Want better corporate governance and stronger investments? Look for businesses whose boards have plenty of female directors.
A recent study released last week by the nonprofit Women Corporate Directors showed major differences in attitudes between men and women directors regarding corporate governance and risk management.
Battle of the sexes on the board
The survey revealed that more female than male board members believed that new compensation regulations (45% versus 22%) and new proxy access rules (38% versus 17%) were necessary to rejuvenate public trust in corporate governance.
In an even more interesting twist, many more women want better corporate risk management systems; 40% of women saw that need, versus a mere 1% of the men surveyed.
Investors shouldn't underestimate the power of women on corporate boards (and in the marketplace overall). Studies show that women are often better investors than men; they are less likely to fall victim to overconfidence, and they have an increased tendency to process more disparate sources of information in the decision-making process.
Women also tend to be more patient and trade less frequently.

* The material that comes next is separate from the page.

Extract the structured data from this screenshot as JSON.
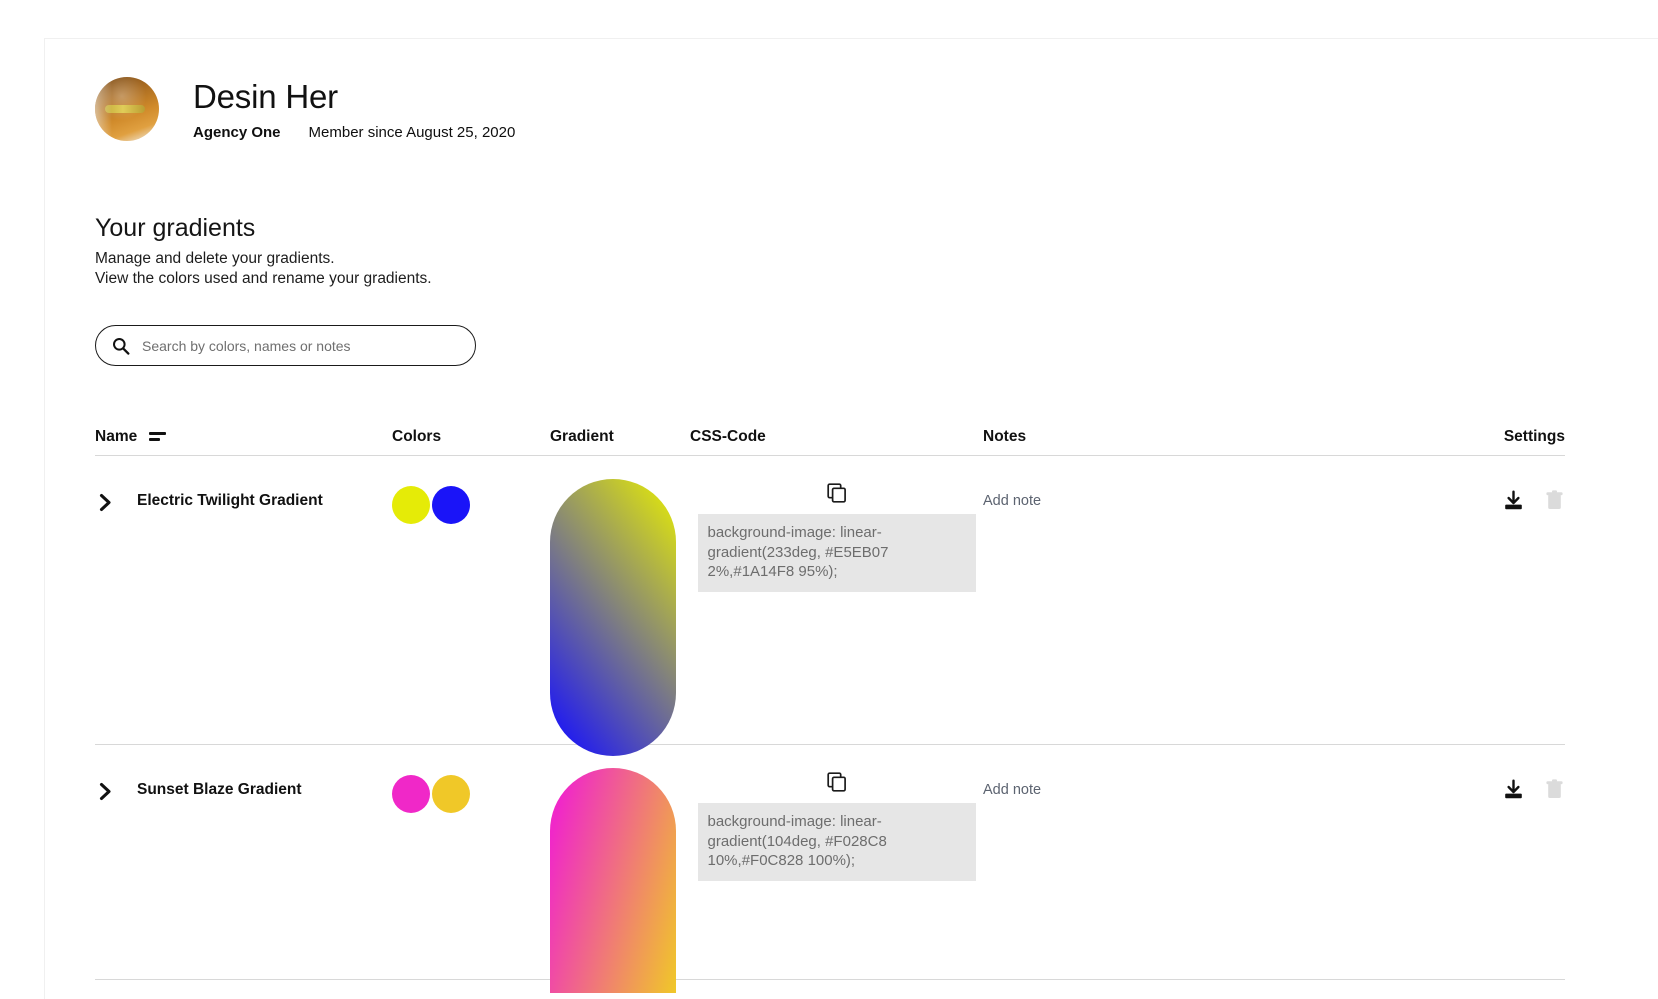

Both are important elements of long-term thinking, whether in investment portfolios or business management. Unfortunately, too few companies are taking advantage of these talents in the boardroom.
Where the girls are
According to a Corporate Library report on gender diversity among corporate boards, as of March 2010, only 57% of S&P 500 companies have at least two women on their boards, and only 19% include three or more women in those roles.
In the entire S&P 500, a mere 14 women chair corporate boards. Of those, only Intel
The Corporate Library's report pointed to several other major companies that do have at least two women in positions of responsibility on corporate boards. At Ventas
The so-called "wisdom of crowds" only proves itself out when the crowd includes plenty of diverse thinking in its midst.
Cognitive diversity in groups helps guard against potential bubbles and other would-be financial disasters. Groups of people whose backgrounds, temperaments, and experience encourage them to think and analyze in different ways can often make decisions more aptly and accurately. When everyone thinks the same way, things can go very wrong in investing and business.
Including more women in the boardroom could help corporations benefit from more diverse thinking, strategizing, and problem-solving. Female directors could also help companies avoid the big disasters that arise from overconfidence and arrogance.
Long-term shareholders should keep an eye on how diverse the boards of their companies are. The greater the variety of viewpoints represented, the more likely that company is to display sound judgment going forward. Female board members in particular could make the difference between real and necessary change in the corporate world, or potentially disastrous business as usual.
Check back at Fool.com every Wednesday and Friday for Alyce Lomax's columns on corporate governance.